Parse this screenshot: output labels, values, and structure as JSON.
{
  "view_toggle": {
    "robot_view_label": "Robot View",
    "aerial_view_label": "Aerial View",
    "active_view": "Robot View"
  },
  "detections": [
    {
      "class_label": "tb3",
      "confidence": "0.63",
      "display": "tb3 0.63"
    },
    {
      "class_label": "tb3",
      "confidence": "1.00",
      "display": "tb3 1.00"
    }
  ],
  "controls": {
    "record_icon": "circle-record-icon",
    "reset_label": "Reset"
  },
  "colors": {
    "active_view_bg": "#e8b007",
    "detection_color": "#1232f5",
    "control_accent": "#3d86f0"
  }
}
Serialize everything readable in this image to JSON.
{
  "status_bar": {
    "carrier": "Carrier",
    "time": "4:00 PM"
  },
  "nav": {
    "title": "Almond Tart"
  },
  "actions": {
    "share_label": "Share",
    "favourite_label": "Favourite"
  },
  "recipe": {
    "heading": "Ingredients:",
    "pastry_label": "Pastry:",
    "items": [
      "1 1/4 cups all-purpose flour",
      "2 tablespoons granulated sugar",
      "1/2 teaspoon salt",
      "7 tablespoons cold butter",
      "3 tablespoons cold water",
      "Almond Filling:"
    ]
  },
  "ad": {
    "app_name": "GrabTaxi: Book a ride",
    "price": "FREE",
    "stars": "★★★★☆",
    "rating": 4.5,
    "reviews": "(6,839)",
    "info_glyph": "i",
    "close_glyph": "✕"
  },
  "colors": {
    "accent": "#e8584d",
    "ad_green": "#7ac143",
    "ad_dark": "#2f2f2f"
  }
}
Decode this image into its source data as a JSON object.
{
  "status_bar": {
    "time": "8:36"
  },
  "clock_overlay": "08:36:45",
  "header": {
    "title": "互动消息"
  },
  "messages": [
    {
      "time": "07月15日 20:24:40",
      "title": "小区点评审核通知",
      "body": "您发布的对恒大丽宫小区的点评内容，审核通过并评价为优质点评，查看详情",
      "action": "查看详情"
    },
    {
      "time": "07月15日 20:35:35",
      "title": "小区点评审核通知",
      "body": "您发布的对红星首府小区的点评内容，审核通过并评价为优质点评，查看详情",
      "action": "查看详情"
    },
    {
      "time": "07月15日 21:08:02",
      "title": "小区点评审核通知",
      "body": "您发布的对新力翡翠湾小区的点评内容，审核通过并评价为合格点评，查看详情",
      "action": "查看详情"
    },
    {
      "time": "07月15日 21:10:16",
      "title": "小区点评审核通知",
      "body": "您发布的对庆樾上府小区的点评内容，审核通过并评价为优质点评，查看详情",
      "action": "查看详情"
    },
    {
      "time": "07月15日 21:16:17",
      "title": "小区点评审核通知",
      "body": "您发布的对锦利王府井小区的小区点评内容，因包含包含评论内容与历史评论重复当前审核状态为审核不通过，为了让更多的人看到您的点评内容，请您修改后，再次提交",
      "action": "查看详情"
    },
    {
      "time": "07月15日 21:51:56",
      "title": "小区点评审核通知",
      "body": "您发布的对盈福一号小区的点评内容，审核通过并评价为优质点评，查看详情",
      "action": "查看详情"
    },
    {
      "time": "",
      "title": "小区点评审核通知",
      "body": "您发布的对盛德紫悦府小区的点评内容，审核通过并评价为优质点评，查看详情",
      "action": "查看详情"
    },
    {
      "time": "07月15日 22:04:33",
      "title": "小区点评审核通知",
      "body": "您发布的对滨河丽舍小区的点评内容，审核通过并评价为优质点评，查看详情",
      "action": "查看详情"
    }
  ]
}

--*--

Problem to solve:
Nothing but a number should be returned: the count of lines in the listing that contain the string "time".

Exercise answer:
10